WHAT YOU WILL DO: Which lines of the data hold the word "placeholder"? Copy all of them.

[EXTRACTED INFORMATION — start]

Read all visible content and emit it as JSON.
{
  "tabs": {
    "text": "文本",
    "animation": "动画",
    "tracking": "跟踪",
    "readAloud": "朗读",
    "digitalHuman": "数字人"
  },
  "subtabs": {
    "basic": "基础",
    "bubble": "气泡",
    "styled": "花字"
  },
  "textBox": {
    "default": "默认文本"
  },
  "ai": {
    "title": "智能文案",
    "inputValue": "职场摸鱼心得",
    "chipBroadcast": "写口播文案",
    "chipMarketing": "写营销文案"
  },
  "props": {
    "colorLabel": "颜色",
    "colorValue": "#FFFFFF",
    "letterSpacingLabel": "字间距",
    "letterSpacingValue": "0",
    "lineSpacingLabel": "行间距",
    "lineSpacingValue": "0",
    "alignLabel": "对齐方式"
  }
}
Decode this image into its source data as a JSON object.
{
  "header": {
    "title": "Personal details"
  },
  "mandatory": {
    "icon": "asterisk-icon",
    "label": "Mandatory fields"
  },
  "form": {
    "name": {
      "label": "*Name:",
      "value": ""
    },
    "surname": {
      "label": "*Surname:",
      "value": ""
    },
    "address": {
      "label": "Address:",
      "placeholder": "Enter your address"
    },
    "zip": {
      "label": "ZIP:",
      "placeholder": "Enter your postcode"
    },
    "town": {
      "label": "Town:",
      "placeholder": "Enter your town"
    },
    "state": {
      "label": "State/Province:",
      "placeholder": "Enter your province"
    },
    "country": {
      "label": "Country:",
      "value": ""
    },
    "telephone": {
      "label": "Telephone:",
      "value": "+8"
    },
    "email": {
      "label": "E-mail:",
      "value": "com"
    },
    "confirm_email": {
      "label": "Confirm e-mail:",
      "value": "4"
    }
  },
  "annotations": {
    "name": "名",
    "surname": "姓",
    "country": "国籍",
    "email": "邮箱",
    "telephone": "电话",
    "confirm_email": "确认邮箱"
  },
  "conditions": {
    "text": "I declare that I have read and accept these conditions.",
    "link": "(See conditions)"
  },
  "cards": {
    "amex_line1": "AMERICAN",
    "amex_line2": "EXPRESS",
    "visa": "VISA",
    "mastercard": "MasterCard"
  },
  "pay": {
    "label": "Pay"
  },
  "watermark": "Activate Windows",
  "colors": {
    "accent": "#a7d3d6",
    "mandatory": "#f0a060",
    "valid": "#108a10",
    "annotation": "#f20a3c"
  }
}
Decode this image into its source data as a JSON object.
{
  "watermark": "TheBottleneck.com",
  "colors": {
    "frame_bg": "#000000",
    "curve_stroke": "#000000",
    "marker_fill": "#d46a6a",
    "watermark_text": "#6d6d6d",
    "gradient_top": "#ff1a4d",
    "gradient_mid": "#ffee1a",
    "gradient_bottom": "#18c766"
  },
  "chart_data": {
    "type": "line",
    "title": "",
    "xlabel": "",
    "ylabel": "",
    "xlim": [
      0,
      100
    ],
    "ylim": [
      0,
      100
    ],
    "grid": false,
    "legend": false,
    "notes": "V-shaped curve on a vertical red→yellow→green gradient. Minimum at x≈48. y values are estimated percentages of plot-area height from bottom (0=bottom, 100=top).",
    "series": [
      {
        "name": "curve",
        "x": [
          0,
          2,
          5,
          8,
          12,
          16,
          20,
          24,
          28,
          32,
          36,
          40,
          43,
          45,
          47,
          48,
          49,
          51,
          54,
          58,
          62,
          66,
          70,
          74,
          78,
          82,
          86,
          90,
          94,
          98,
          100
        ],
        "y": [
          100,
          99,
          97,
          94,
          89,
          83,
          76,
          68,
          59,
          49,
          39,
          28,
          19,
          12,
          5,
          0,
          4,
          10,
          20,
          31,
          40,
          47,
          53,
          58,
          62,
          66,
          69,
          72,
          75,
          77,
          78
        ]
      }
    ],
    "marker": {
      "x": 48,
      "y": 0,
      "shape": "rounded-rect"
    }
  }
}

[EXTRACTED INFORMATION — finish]

WRITTEN SOLUTION:
      "placeholder": "Enter your address"
      "placeholder": "Enter your postcode"
      "placeholder": "Enter your town"
      "placeholder": "Enter your province"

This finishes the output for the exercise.